TRUCKEE (AP) — A record stretch of warm, dry December weather has many visitors trading skis for golf clubs in the Reno-Lake Tahoe area.
Reno ended the year with its driest December in nearly 130 years after the month ended without any precipitation, the National Weather Service reported Sunday.
"You can't get any drier than what we had in December," said forecaster Kat Hohmann, adding the last time this happened was 1883.
The dry weather coincided with a string of record high temperatures reported around the region in recent weeks. Most recently, the Reno daytime high of 63 degrees broke a record for the date set in 1937. And forecasters expect a record high of 60 on Monday in Reno.
A similar weather pattern has hit Tahoe and other places across the West.
Tahoe City, Cailf., located on Tahoe's northwest shore, only got a trace of precipitation in December, well below the 11.4 inches it received a year ago en route to one of the snowiest winters in decades in the Sierra Nevada.
Tahoe City's 3.72 inches of precipitation over the quarter ending Saturday marked the eighth driest such period there since 1903. Overall, the Tahoe basin's snowpack on Sunday stood at 31 percent of average for the date.
The unseasonable weather has meant brisk business and one of the longest seasons ever at the nearby Old Brockway Golf Club on Tahoe's north shore.
Dave Laurie, superintendent of the Kings Beach, Calif., course, said it usually closes by early November and this is the first year it has remained open through the Christmas holidays in his 20 years there.
"Our motto is the skiing may suck but the golfing is great," he told The Associated Press on Sunday. "For a golf course to still be open Christmas (at Tahoe) is unheard of. We're really busy."
The lack of snow prompted the West Shore Café & Inn, located next to Homewood Mountain Resort on Tahoe's west shore, to send out emails to the media last week trumpeting activities other than skiing and snowboarding.
"Lake Tahoe is not letting its lack of snowfall impact the fun this winter," spokeswoman Nicole Kraft wrote in the email. "Locals and vacationers alike are taking advantage of some of the best hiking trails, golf courses and dining that California has to offer."

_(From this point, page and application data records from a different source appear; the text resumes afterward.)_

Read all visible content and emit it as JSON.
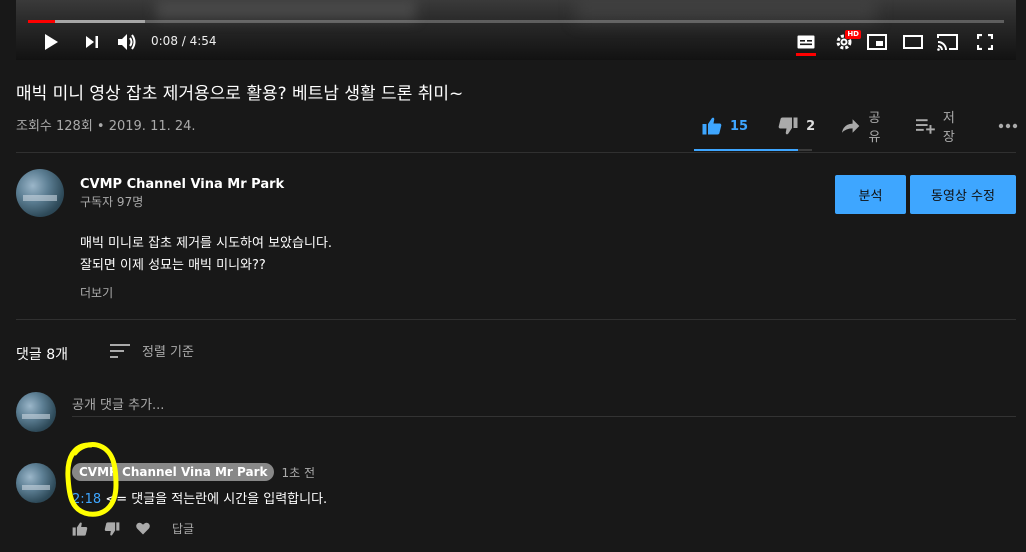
{
  "player": {
    "time_display": "0:08 / 4:54",
    "progress_played": 0.028,
    "progress_buffered": 0.12,
    "accent": "#ff0000",
    "icons": [
      "play-icon",
      "next-icon",
      "volume-icon",
      "subtitles-icon",
      "settings-icon",
      "miniplayer-icon",
      "theater-mode-icon",
      "cast-icon",
      "fullscreen-icon"
    ],
    "settings_badge": "HD"
  },
  "video": {
    "title": "매빅 미니 영상 잡초 제거용으로 활용? 베트남 생활 드론 취미~",
    "meta": "조회수 128회 • 2019. 11. 24.",
    "like_count": "15",
    "dislike_count": "2",
    "share_label": "공유",
    "save_label": "저장",
    "like_ratio": 0.882
  },
  "channel": {
    "name": "CVMP Channel Vina Mr Park",
    "subscribers": "구독자 97명",
    "analytics_label": "분석",
    "edit_label": "동영상 수정"
  },
  "description": {
    "line1": "매빅 미니로 잡초 제거를 시도하여 보았습니다.",
    "line2": "잘되면 이제 성묘는 매빅 미니와??",
    "more_label": "더보기"
  },
  "comments": {
    "count_label": "댓글 8개",
    "sort_label": "정렬 기준",
    "add_placeholder": "공개 댓글 추가...",
    "items": [
      {
        "author": "CVMP Channel Vina Mr Park",
        "time": "1초 전",
        "timestamp": "2:18",
        "text": " <= 댓글을 적는란에 시간을 입력합니다.",
        "reply_label": "답글"
      }
    ]
  },
  "colors": {
    "background": "#181818",
    "link_blue": "#3ea6ff",
    "highlight": "#ffff00"
  }
}
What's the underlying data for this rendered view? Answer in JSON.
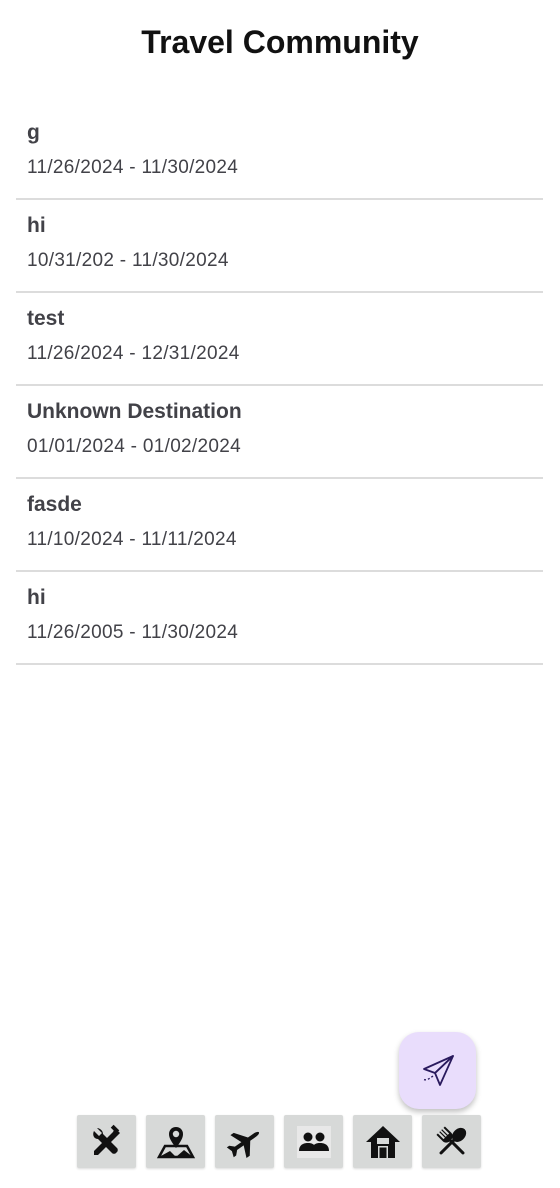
{
  "header": {
    "title": "Travel Community"
  },
  "trips": [
    {
      "name": "g",
      "dates": "11/26/2024 - 11/30/2024"
    },
    {
      "name": "hi",
      "dates": "10/31/202 - 11/30/2024"
    },
    {
      "name": "test",
      "dates": "11/26/2024 - 12/31/2024"
    },
    {
      "name": "Unknown Destination",
      "dates": "01/01/2024 - 01/02/2024"
    },
    {
      "name": "fasde",
      "dates": "11/10/2024 - 11/11/2024"
    },
    {
      "name": "hi",
      "dates": "11/26/2005 - 11/30/2024"
    }
  ],
  "fab": {
    "icon": "paper-plane-icon",
    "color": "#e9ddfc"
  },
  "bottom_nav": [
    {
      "icon": "tools-icon"
    },
    {
      "icon": "map-pin-icon"
    },
    {
      "icon": "airplane-icon"
    },
    {
      "icon": "people-icon"
    },
    {
      "icon": "home-icon"
    },
    {
      "icon": "fork-spoon-icon"
    }
  ],
  "colors": {
    "text": "#424248",
    "divider": "#dcdcdc",
    "nav_button": "#d7d9d8"
  }
}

Among other non-skiing attractions, she mentioned Tahoe City's boutiques and art galleries, hiking trails at D.L. Bliss and Sugar Pine Point state parks, and ice skating at Eagle Lake above Emerald Bay.
Most Sierra ski resorts had to rely on snow-making machines to get through what is typically a busy holiday season.

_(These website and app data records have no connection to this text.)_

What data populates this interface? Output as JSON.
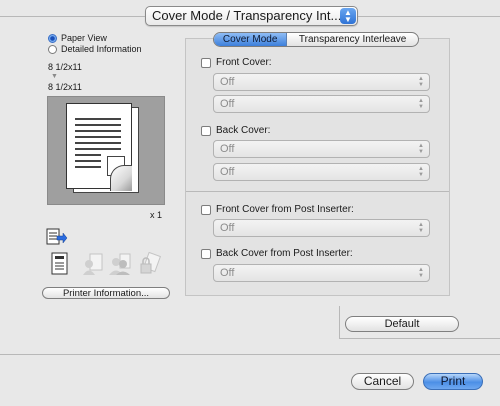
{
  "header": {
    "popup_value": "Cover Mode / Transparency Int..."
  },
  "left_panel": {
    "view_options": [
      {
        "label": "Paper View",
        "selected": true
      },
      {
        "label": "Detailed Information",
        "selected": false
      }
    ],
    "original_size": "8 1/2x11",
    "output_size": "8 1/2x11",
    "copies_label": "x 1",
    "printer_info_label": "Printer Information..."
  },
  "tabs": [
    {
      "label": "Cover Mode",
      "active": true
    },
    {
      "label": "Transparency Interleave",
      "active": false
    }
  ],
  "cover_mode": {
    "front_cover": {
      "label": "Front Cover:",
      "checked": false,
      "select1": "Off",
      "select2": "Off"
    },
    "back_cover": {
      "label": "Back Cover:",
      "checked": false,
      "select1": "Off",
      "select2": "Off"
    },
    "front_cover_post": {
      "label": "Front Cover from Post Inserter:",
      "checked": false,
      "select": "Off"
    },
    "back_cover_post": {
      "label": "Back Cover from Post Inserter:",
      "checked": false,
      "select": "Off"
    }
  },
  "buttons": {
    "default": "Default",
    "cancel": "Cancel",
    "print": "Print"
  },
  "colors": {
    "accent": "#3c7fdb",
    "background": "#e8e8e8"
  }
}
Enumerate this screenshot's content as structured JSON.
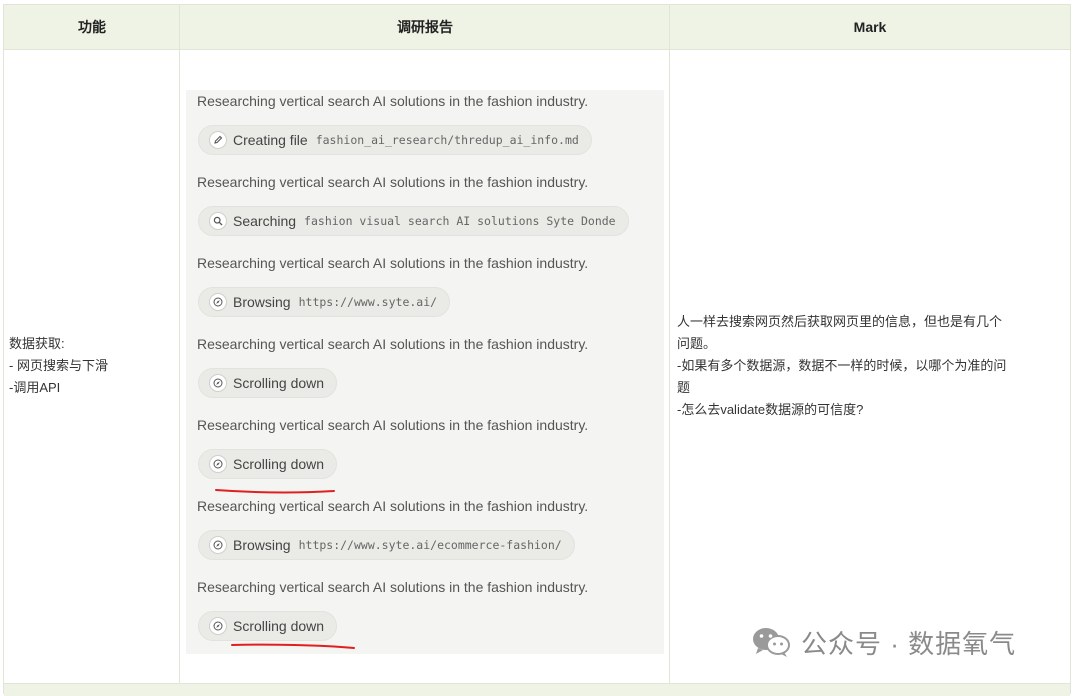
{
  "table": {
    "headers": [
      "功能",
      "调研报告",
      "Mark"
    ],
    "feature_cell": [
      "数据获取:",
      "- 网页搜索与下滑",
      "-调用API"
    ],
    "mark_cell": [
      "人一样去搜索网页然后获取网页里的信息，但也是有几个",
      "问题。",
      "-如果有多个数据源，数据不一样的时候，以哪个为准的问",
      "题",
      "-怎么去validate数据源的可信度?"
    ]
  },
  "screenshot": {
    "steps": [
      {
        "message": "Researching vertical search AI solutions in the fashion industry.",
        "action": "Creating file",
        "arg": "fashion_ai_research/thredup_ai_info.md",
        "icon": "edit-icon"
      },
      {
        "message": "Researching vertical search AI solutions in the fashion industry.",
        "action": "Searching",
        "arg": "fashion visual search AI solutions Syte Donde",
        "icon": "search-icon"
      },
      {
        "message": "Researching vertical search AI solutions in the fashion industry.",
        "action": "Browsing",
        "arg": "https://www.syte.ai/",
        "icon": "compass-icon"
      },
      {
        "message": "Researching vertical search AI solutions in the fashion industry.",
        "action": "Scrolling down",
        "arg": "",
        "icon": "compass-icon"
      },
      {
        "message": "Researching vertical search AI solutions in the fashion industry.",
        "action": "Scrolling down",
        "arg": "",
        "icon": "compass-icon"
      },
      {
        "message": "Researching vertical search AI solutions in the fashion industry.",
        "action": "Browsing",
        "arg": "https://www.syte.ai/ecommerce-fashion/",
        "icon": "compass-icon"
      },
      {
        "message": "Researching vertical search AI solutions in the fashion industry.",
        "action": "Scrolling down",
        "arg": "",
        "icon": "compass-icon"
      }
    ]
  },
  "watermark": {
    "text": "公众号 · 数据氧气",
    "icon": "wechat-icon"
  },
  "colors": {
    "header_bg": "#eef3e5",
    "border": "#dfe6d6",
    "annotation_red": "#e02020"
  }
}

Farther to the south, a steady stream of December storms gave resorts in southern Nevada, Southern California and New Mexico some of the best early conditions in the country.

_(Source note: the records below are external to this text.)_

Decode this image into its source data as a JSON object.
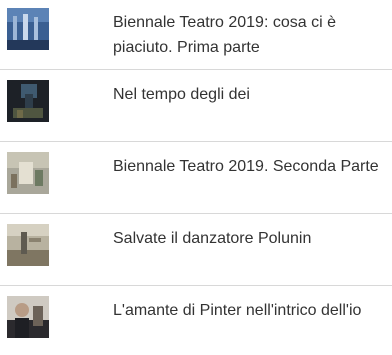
{
  "articles": [
    {
      "title": "Biennale Teatro 2019: cosa ci è piaciuto. Prima parte",
      "thumbnail": "thumb-stage-blue"
    },
    {
      "title": "Nel tempo degli dei",
      "thumbnail": "thumb-dark-scene"
    },
    {
      "title": "Biennale Teatro 2019. Seconda Parte",
      "thumbnail": "thumb-light-scene"
    },
    {
      "title": "Salvate il danzatore Polunin",
      "thumbnail": "thumb-dancer"
    },
    {
      "title": "L'amante di Pinter nell'intrico dell'io",
      "thumbnail": "thumb-portrait"
    }
  ]
}
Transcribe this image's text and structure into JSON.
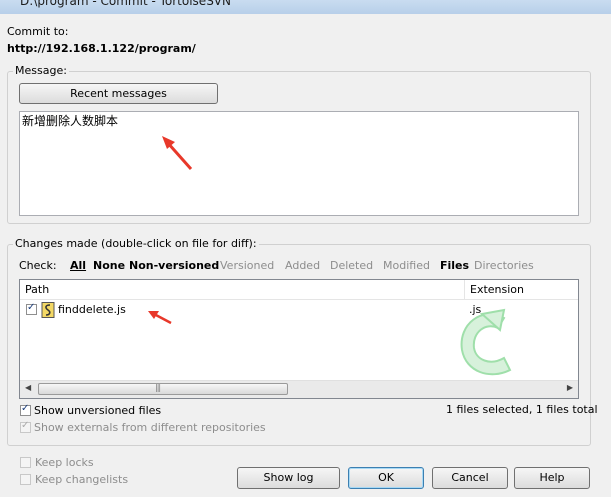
{
  "window": {
    "title": "D:\\program - Commit - TortoiseSVN"
  },
  "commit": {
    "label": "Commit to:",
    "url": "http://192.168.1.122/program/"
  },
  "message": {
    "group_label": "Message:",
    "recent_button": "Recent messages",
    "text": "新增删除人数脚本"
  },
  "changes": {
    "group_label": "Changes made (double-click on file for diff):",
    "check_label": "Check:",
    "filters": [
      {
        "label": "All",
        "enabled": true
      },
      {
        "label": "None",
        "enabled": true
      },
      {
        "label": "Non-versioned",
        "enabled": true
      },
      {
        "label": "Versioned",
        "enabled": false
      },
      {
        "label": "Added",
        "enabled": false
      },
      {
        "label": "Deleted",
        "enabled": false
      },
      {
        "label": "Modified",
        "enabled": false
      },
      {
        "label": "Files",
        "enabled": true
      },
      {
        "label": "Directories",
        "enabled": false
      }
    ],
    "columns": [
      "Path",
      "Extension"
    ],
    "rows": [
      {
        "path": "finddelete.js",
        "extension": ".js",
        "checked": true
      }
    ],
    "show_unversioned": "Show unversioned files",
    "show_externals": "Show externals from different repositories",
    "status": "1 files selected, 1 files total"
  },
  "options": {
    "keep_locks": "Keep locks",
    "keep_changelists": "Keep changelists"
  },
  "buttons": {
    "show_log": "Show log",
    "ok": "OK",
    "cancel": "Cancel",
    "help": "Help"
  },
  "colors": {
    "annotation_arrow": "#e8382a",
    "svn_logo": "#7ed08a"
  }
}
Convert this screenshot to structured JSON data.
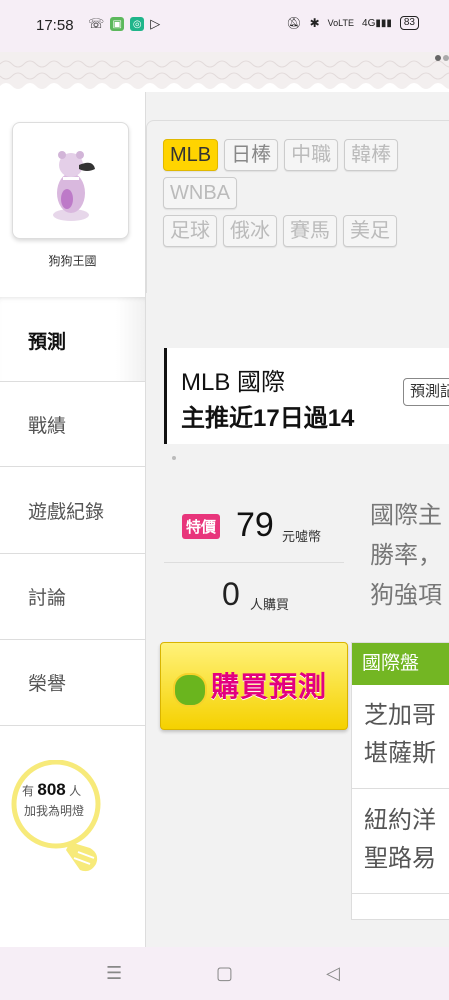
{
  "status_bar": {
    "time": "17:58",
    "battery": "83",
    "network": "4G"
  },
  "profile": {
    "name": "狗狗王國"
  },
  "leagues": [
    {
      "label": "MLB",
      "state": "active"
    },
    {
      "label": "日棒",
      "state": "normal"
    },
    {
      "label": "中職",
      "state": "dim"
    },
    {
      "label": "韓棒",
      "state": "dim"
    },
    {
      "label": "WNBA",
      "state": "dim"
    },
    {
      "label": "足球",
      "state": "dim"
    },
    {
      "label": "俄冰",
      "state": "dim"
    },
    {
      "label": "賽馬",
      "state": "dim"
    },
    {
      "label": "美足",
      "state": "dim"
    }
  ],
  "sidebar": {
    "tabs": [
      {
        "label": "預測"
      },
      {
        "label": "戰績"
      },
      {
        "label": "遊戲紀錄"
      },
      {
        "label": "討論"
      },
      {
        "label": "榮譽"
      }
    ],
    "fans": {
      "prefix": "有",
      "count": "808",
      "suffix": "人",
      "line2": "加我為明燈"
    }
  },
  "prediction": {
    "title": "MLB 國際",
    "subtitle": "主推近17日過14",
    "button_label": "預測記"
  },
  "offer": {
    "badge": "特價",
    "price": "79",
    "currency": "元噓幣",
    "buyers": "0",
    "buyers_unit": "人購買",
    "desc_lines": [
      "國際主",
      "勝率，",
      "狗強項"
    ]
  },
  "buy_button": {
    "label": "購買預測"
  },
  "intl_panel": {
    "header": "國際盤",
    "games": [
      {
        "line1": "芝加哥",
        "line2": "堪薩斯"
      },
      {
        "line1": "紐約洋",
        "line2": "聖路易"
      }
    ]
  },
  "colors": {
    "accent_yellow": "#ffd400",
    "pink": "#e8357b",
    "green": "#73b623"
  }
}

Las Vegas Ski & Snowboard Resort on Mountain Charleston, about 30 miles northwest of Las Vegas, had a 40-inch base — deeper than every resort in Utah at one point last week.
As for the Reno-Tahoe area, National Weather Service forecasters don't foresee an end to the unseasonably dry, warm weather until at least mid-January.
"I think we're still looking for a pattern change in mid to late January, so that hopefully will lend itself to some storms," forecaster Edan Lindaman said Sunday. "The models are leaning toward a pattern change in the long term."